In my previous post ( One Cool IDE), I described the power and ease of use of the CodeGuide IDE (http://www.omnicore.com). Perhaps the single most important thing for me is their ability to stay abreast of changes in the Java platform, and to work with any version I need to use.)
Quite a few folks wrote in to share their high regard for IDEA -- another great IDE that stays up to date with platform changes.
But the one thing that neither of these IDE's have is the ability to design graphic interfaces. In this post, I'm going to talk about a potential solution for that problem -- RADICAL.
Note:RADICAL, at http://radical.sourceforge.net/ provides a new layout manager that works like a grid with adjustable heights and widths. I suspect that's a good thing, because as clever as nested layout managers seemed in theory, they turn out to be a bear to work with in practice -- the complexity basically overwhelms your ability to predict what's going to happen to the layout when you resize the window, and you wind up having to do a lot of coding to handle that seemingly simple task.

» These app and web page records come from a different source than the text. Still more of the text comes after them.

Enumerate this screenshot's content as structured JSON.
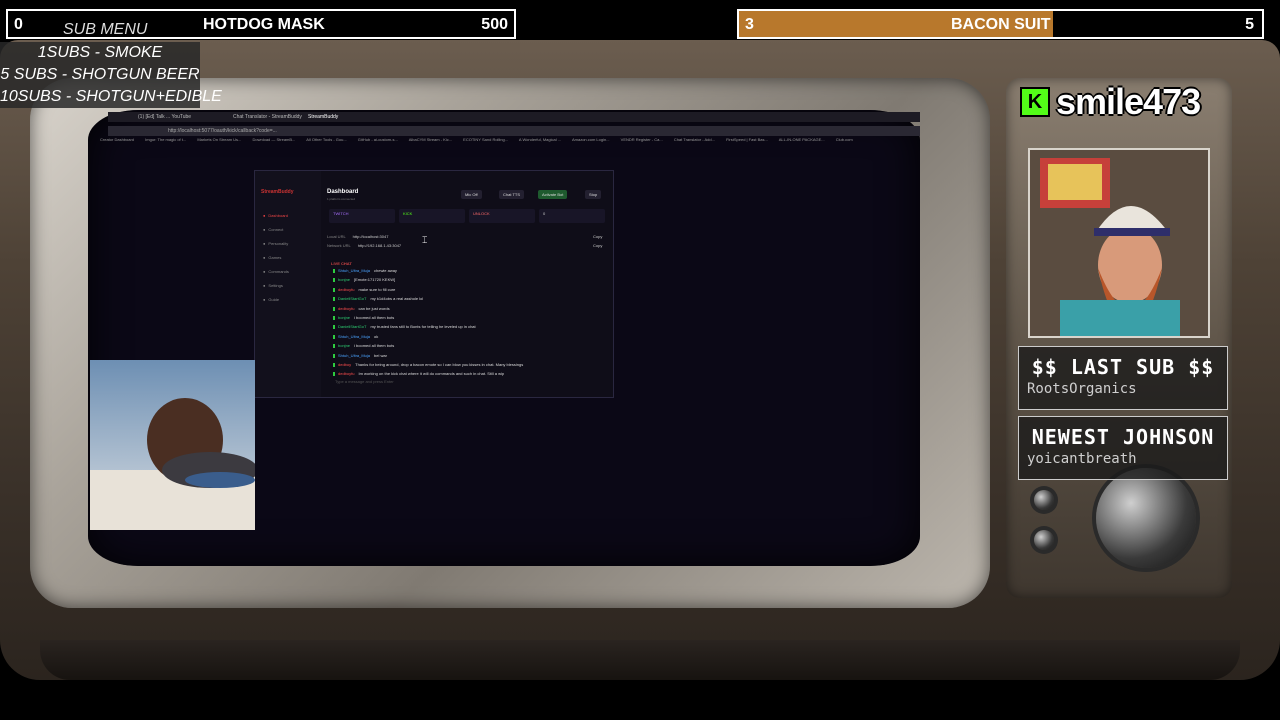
{
  "goals": {
    "left": {
      "count": "0",
      "subtitle": "SUB MENU",
      "title": "HOTDOG MASK",
      "target": "500"
    },
    "right": {
      "count": "3",
      "title": "BACON SUIT",
      "target": "5",
      "progress_fraction": 0.6,
      "fill_color": "#b8782c"
    }
  },
  "submenu": [
    "1SUBS   - SMOKE",
    "5 SUBS  - SHOTGUN BEER",
    "10SUBS - SHOTGUN+EDIBLE"
  ],
  "streamer": {
    "platform_icon": "kick-logo",
    "platform_letter": "K",
    "channel": "smile473"
  },
  "alerts": {
    "last_sub_head": "$$ LAST SUB $$",
    "last_sub_value": "RootsOrganics",
    "newest_head": "NEWEST JOHNSON",
    "newest_value": "yoicantbreath"
  },
  "browser": {
    "tabs": [
      "(1) [Ed] Talk ... YouTube",
      "Chat Translator - StreamBuddy",
      "StreamBuddy"
    ],
    "url": "http://localhost:5077/oauth/kick/callback?code=...",
    "bookmarks": [
      "Creator Dashboard",
      "Imgur: The magic of t...",
      "Markets On Stream Us...",
      "Download — StreamB...",
      "All Other Tools - Gou...",
      "GitHub - ai-custom-s...",
      "AlbaCYM Stream - Kic...",
      "ECOTINY Sand Rolling...",
      "A Wonderful, Magical ...",
      "Amazon.com Login...",
      "VENDR Register - Ca...",
      "Chat Translator - Add...",
      "FirstSpeed | Fast Bas...",
      "ALL-IN-ONE PACKAGE...",
      "Club.com"
    ]
  },
  "app": {
    "brand": "StreamBuddy",
    "title": "Dashboard",
    "subtitle": "1 platform connected",
    "nav": [
      "Dashboard",
      "Connect",
      "Personality",
      "Games",
      "Commands",
      "Settings",
      "Guide"
    ],
    "buttons": [
      "Mic Off",
      "Chat TTS",
      "Activate Bot",
      "Stop"
    ],
    "stats": [
      "TWITCH",
      "KICK",
      "UNLOCK",
      "0"
    ],
    "urls": [
      {
        "label": "Local URL",
        "value": "http://localhost:3047",
        "copy": "Copy"
      },
      {
        "label": "Network URL",
        "value": "http://192.168.1.43:3047",
        "copy": "Copy"
      }
    ],
    "chat_label": "LIVE CHAT",
    "chat": [
      {
        "user": "Shtuh_Ultra_Muja",
        "msg": "chewie away",
        "color": "#4aa3ff"
      },
      {
        "user": "bonjne",
        "msg": "[Emote:171720 KEKW]",
        "color": "#2ecc71"
      },
      {
        "user": "dedboyfu",
        "msg": "make sure to fill cure",
        "color": "#ff4d4d"
      },
      {
        "user": "DaniellStartGoT",
        "msg": "my k1d4obs a real asshole lol",
        "color": "#2ecc71"
      },
      {
        "user": "dedboyfu",
        "msg": "can be just words",
        "color": "#ff4d4d"
      },
      {
        "user": "bonjne",
        "msg": "i boomed all them bots",
        "color": "#2ecc71"
      },
      {
        "user": "DaniellStartGoT",
        "msg": "my trusted fans still to Bonts for telling he leveled up in chat",
        "color": "#2ecc71"
      },
      {
        "user": "Shtuh_Ultra_Muja",
        "msg": "ok",
        "color": "#4aa3ff"
      },
      {
        "user": "bonjne",
        "msg": "i boomed all them bots",
        "color": "#2ecc71"
      },
      {
        "user": "Shtuh_Ultra_Muja",
        "msg": "bel war",
        "color": "#4aa3ff"
      },
      {
        "user": "dedboy",
        "msg": "Thanks for being around, drop a bacon emote so I can blow you kisses in chat. Many blessings",
        "color": "#ff4d4d"
      },
      {
        "user": "dedboyfu",
        "msg": "Im working on the kick chat where it will do commands and such in chat. Still a wip",
        "color": "#ff4d4d"
      }
    ],
    "chat_placeholder": "Type a message and press Enter"
  }
}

I hasten to add that I have not yet had occasion to actually use RADICAL. So this post is theoretical -- I'll be interested in hearing from others about their experiences with this or other equivalent technologies.
In addition to the layout manager, RADICAL adds a graphic development environment that lets you insert components and arrange them. (The ability to do so is no doubt assisted by the simplicity of having a single layout manager, as opposed to trying to manage dozens of nested layouts.)
But it's the way in which these technologies are used that seems to me the most useful thing about RADICAL. The idea is that you use to the graphic tool to create the GUI class(es), and then subclass the GUI class to build your application. That way, you can change the layout to your heart's content without making any changes to the program logic.
Once the interface has been constructed, there are three interesting approaches to take in building the program logic:
|Eric Armstrong has been programming and writing professionally since before there were personal computers. His production experience includes artificial intelligence (AI) programs, system libraries, real-time programs, and business applications in a variety of languages. He works as a writer and software consultant in the San Francisco Bay Area. He wrote The JBuilder2 Bible and authored the Java/XML programming tutorial available at http://java.sun.com. Eric is also involved in efforts to design knowledge-based collaboration systems.|